The Global Slavery Index 2018 estimates that there are 2,640,000 people living in conditions of modern slavery in The Democratic People’s Republic of Korea (North Korea). Men, women and children are subjected to forced labour and sex trafficking. Government oppression in the DPRK prompts many North Koreans to flee the country in ways that make them vulnerable to human trafficking in destination countries. Many of the estimated 10 000 North Korean women and girls who have migrated illegally to China to flee abuse and human rights violation are particularly vulnerable to trafficking. Some lure, drug, detain or kidnap North Korean women on their arrival, others offer jobs but subsequently force the women into prostitution, domestic service, or forced marriage. If found, Chinese authorities often repatriate victims back to the DPRK where they are subjected to harsh punishment including forced labour in labour camps or death.

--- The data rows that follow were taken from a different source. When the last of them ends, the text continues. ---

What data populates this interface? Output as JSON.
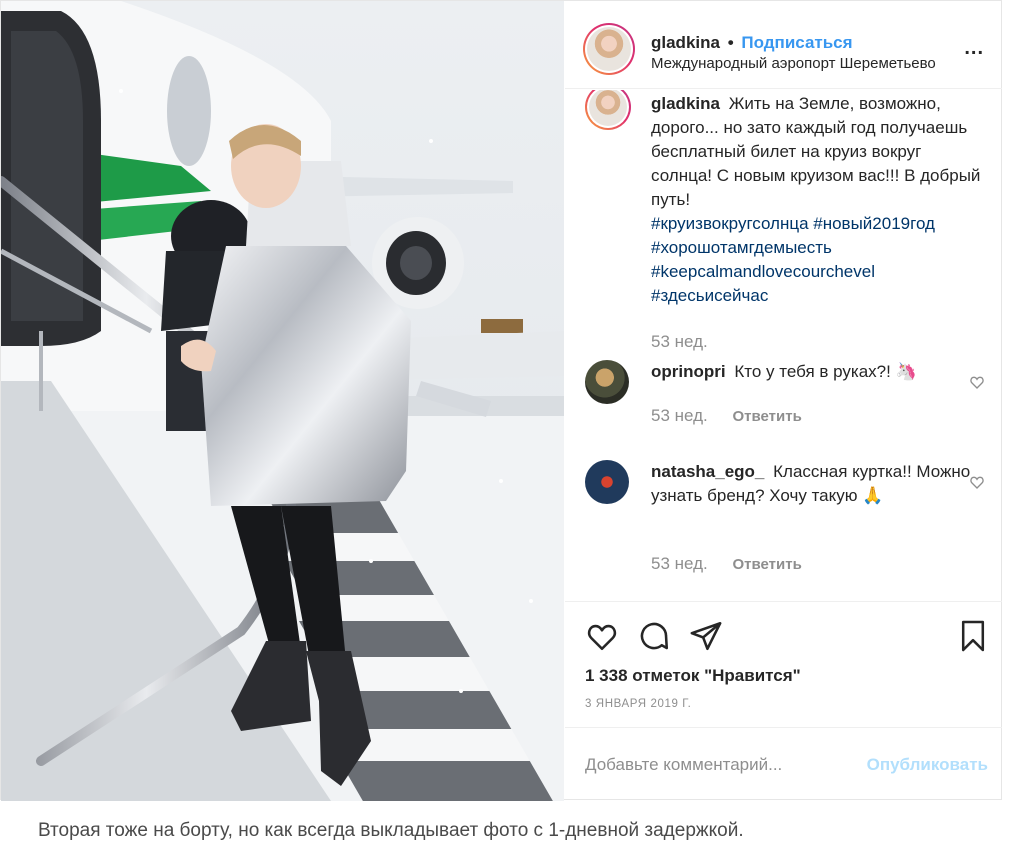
{
  "header": {
    "username": "gladkina",
    "separator": "•",
    "follow_label": "Подписаться",
    "location": "Международный аэропорт Шереметьево",
    "more_label": "..."
  },
  "caption": {
    "username": "gladkina",
    "text": "Жить на Земле, возможно, дорого... но зато каждый год получаешь бесплатный билет на круиз вокруг солнца! С новым круизом вас!!! В добрый путь!",
    "hashtag_1": "#круизвокругсолнца #новый2019год",
    "hashtag_2": "#хорошотамгдемыесть",
    "hashtag_3": "#keepcalmandlovecourchevel",
    "hashtag_4": "#здесьисейчас",
    "time": "53 нед."
  },
  "comments": [
    {
      "username": "oprinopri",
      "text": "Кто у тебя в руках?! 🦄",
      "time": "53 нед.",
      "reply_label": "Ответить"
    },
    {
      "username": "natasha_ego_",
      "text": "Классная куртка!! Можно узнать бренд? Хочу такую 🙏",
      "time": "53 нед.",
      "reply_label": "Ответить"
    }
  ],
  "actions": {
    "likes": "1 338 отметок \"Нравится\"",
    "date": "3 ЯНВАРЯ 2019 Г."
  },
  "add_comment": {
    "placeholder": "Добавьте комментарий...",
    "publish_label": "Опубликовать"
  },
  "page_caption": "Вторая тоже на борту, но как всегда выкладывает фото с 1-дневной задержкой.",
  "colors": {
    "link": "#003569",
    "follow": "#3897f0",
    "publish_disabled": "#b2dffc",
    "muted": "#8e8e8e",
    "stripe_green": "#1e9b48"
  },
  "icons": [
    "heart-icon",
    "comment-icon",
    "share-icon",
    "bookmark-icon",
    "more-icon",
    "heart-small-icon"
  ]
}
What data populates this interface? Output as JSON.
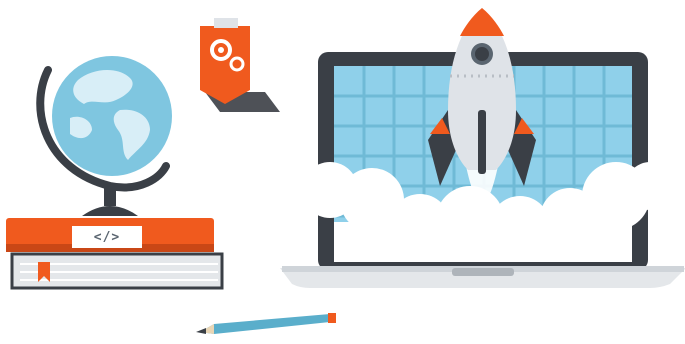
{
  "books": {
    "code_label": "</>"
  },
  "colors": {
    "accent": "#f05a1e",
    "sky": "#8fd0ea",
    "grid": "#6fbad6",
    "laptop_frame": "#3a3f46",
    "rocket_body": "#dfe3e8",
    "globe_ocean": "#7fc6e0",
    "globe_land": "#d8eef7",
    "book_top": "#f05a1e",
    "book_bottom": "#e4e7ea"
  },
  "icons": [
    "gear-tag-icon",
    "globe-icon",
    "rocket-icon",
    "laptop-icon",
    "pencil-icon",
    "bookmark-icon"
  ]
}
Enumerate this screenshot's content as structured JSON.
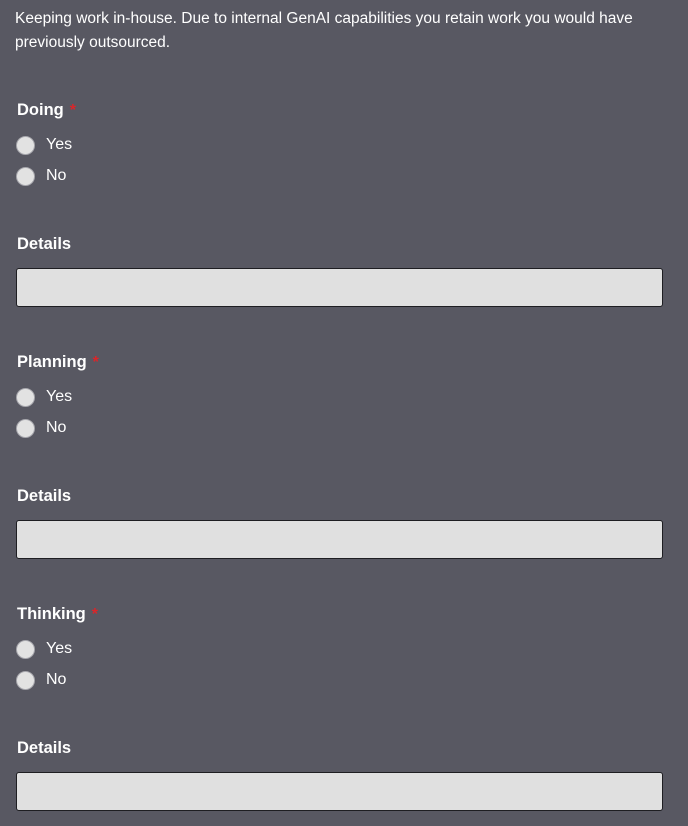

In August 2003 KH Lee was cheated by a man she met at her farm field trip in North Korea, She came to China and was sold to a Korean-Chinese for RMB 10,000 ($1,500). In December 2003 KH Lee was arrested by the Chinese police, but released after paying some penalty by a man who bought her and is living with her. With fear of being arrested again, she left that house, moved to Dalian, where she found her way to S. Korea, by leaving her home.
I was a technician at the clothing factory. When I visited a different farm, I met a man I liked. He enticed me to come to China to make a better living with him. So I left my country, NK to China, with him on the mid-night of Aug 17, 2003. While I was staying at a Korean-Chinese house for about 10 days and sold to a place called Heilongjiang for 10,000 RMB I didn't know I was sold for such amount at that time. I lived by myself with a farmer who worked at a farm. In Dec, 2003, I was arrested to the police because a Korean-Chinese neighbor accused me as an illegal NK in China. Fortunately, because of the man I was living with, he paid some of the penalty; I was released without being repatriated to NK. But I was so fearful that I was an illegal alien in this country. I told the man that I would be arrested again so instead I would rather go to another city to make money. With his permission, I came to Dalian and made myself a new life. Then, later I heard S. Korea would accept NK refugees as their country people and they would support me for the settlement. So I decided I would go to S. Korea. My new brother in law went to S. Korea to make a living and he connected me to find a NK refugee organization that helped NK refugees going to S. Korea. This is how I got connected to you. Please help me to go to S. Korea. Thankyou.
Narrative provided by Escaping North Korea: The Plight of Defectors: Hearing before the Tom Lantos Human Rights Commission House of Representative